■ Study material:
%%
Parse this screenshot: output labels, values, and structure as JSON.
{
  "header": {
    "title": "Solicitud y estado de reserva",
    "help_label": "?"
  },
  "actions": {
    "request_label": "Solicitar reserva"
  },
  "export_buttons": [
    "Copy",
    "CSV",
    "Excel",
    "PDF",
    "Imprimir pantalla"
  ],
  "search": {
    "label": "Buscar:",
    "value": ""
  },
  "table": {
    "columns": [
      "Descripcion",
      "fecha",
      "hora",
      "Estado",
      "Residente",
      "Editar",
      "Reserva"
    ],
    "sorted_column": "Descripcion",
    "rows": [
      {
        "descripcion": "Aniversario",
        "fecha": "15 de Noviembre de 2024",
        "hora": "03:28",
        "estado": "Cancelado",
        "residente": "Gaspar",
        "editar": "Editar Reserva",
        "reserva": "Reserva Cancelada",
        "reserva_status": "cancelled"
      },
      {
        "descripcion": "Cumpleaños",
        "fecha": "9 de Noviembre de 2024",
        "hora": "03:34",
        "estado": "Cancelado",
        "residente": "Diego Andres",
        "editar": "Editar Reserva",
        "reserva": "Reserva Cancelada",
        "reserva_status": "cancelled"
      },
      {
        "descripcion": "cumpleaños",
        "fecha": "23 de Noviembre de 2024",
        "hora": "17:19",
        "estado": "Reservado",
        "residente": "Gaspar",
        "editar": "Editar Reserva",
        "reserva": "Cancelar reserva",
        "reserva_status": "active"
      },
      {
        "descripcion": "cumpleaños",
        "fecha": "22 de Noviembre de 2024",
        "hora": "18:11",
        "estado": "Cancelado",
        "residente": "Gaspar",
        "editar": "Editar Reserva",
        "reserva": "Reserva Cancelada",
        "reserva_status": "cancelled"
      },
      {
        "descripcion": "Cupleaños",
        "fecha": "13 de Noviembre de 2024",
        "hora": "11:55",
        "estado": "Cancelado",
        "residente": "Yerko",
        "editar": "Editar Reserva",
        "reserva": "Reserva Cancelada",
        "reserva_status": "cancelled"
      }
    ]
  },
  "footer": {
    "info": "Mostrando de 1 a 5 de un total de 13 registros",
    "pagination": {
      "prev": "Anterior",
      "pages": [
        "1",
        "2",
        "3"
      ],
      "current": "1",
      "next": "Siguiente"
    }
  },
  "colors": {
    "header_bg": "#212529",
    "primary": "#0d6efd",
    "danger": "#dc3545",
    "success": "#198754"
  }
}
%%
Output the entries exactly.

Parse this screenshot: output labels, values, and structure as JSON.
{
  "header": {
    "title": "Solicitud y estado de reserva",
    "help_label": "?"
  },
  "actions": {
    "request_label": "Solicitar reserva"
  },
  "export_buttons": [
    "Copy",
    "CSV",
    "Excel",
    "PDF",
    "Imprimir pantalla"
  ],
  "search": {
    "label": "Buscar:",
    "value": ""
  },
  "table": {
    "columns": [
      "Descripcion",
      "fecha",
      "hora",
      "Estado",
      "Residente",
      "Editar",
      "Reserva"
    ],
    "sorted_column": "Descripcion",
    "rows": [
      {
        "descripcion": "Aniversario",
        "fecha": "15 de Noviembre de 2024",
        "hora": "03:28",
        "estado": "Cancelado",
        "residente": "Gaspar",
        "editar": "Editar Reserva",
        "reserva": "Reserva Cancelada",
        "reserva_status": "cancelled"
      },
      {
        "descripcion": "Cumpleaños",
        "fecha": "9 de Noviembre de 2024",
        "hora": "03:34",
        "estado": "Cancelado",
        "residente": "Diego Andres",
        "editar": "Editar Reserva",
        "reserva": "Reserva Cancelada",
        "reserva_status": "cancelled"
      },
      {
        "descripcion": "cumpleaños",
        "fecha": "23 de Noviembre de 2024",
        "hora": "17:19",
        "estado": "Reservado",
        "residente": "Gaspar",
        "editar": "Editar Reserva",
        "reserva": "Cancelar reserva",
        "reserva_status": "active"
      },
      {
        "descripcion": "cumpleaños",
        "fecha": "22 de Noviembre de 2024",
        "hora": "18:11",
        "estado": "Cancelado",
        "residente": "Gaspar",
        "editar": "Editar Reserva",
        "reserva": "Reserva Cancelada",
        "reserva_status": "cancelled"
      },
      {
        "descripcion": "Cupleaños",
        "fecha": "13 de Noviembre de 2024",
        "hora": "11:55",
        "estado": "Cancelado",
        "residente": "Yerko",
        "editar": "Editar Reserva",
        "reserva": "Reserva Cancelada",
        "reserva_status": "cancelled"
      }
    ]
  },
  "footer": {
    "info": "Mostrando de 1 a 5 de un total de 13 registros",
    "pagination": {
      "prev": "Anterior",
      "pages": [
        "1",
        "2",
        "3"
      ],
      "current": "1",
      "next": "Siguiente"
    }
  },
  "colors": {
    "header_bg": "#212529",
    "primary": "#0d6efd",
    "danger": "#dc3545",
    "success": "#198754"
  }
}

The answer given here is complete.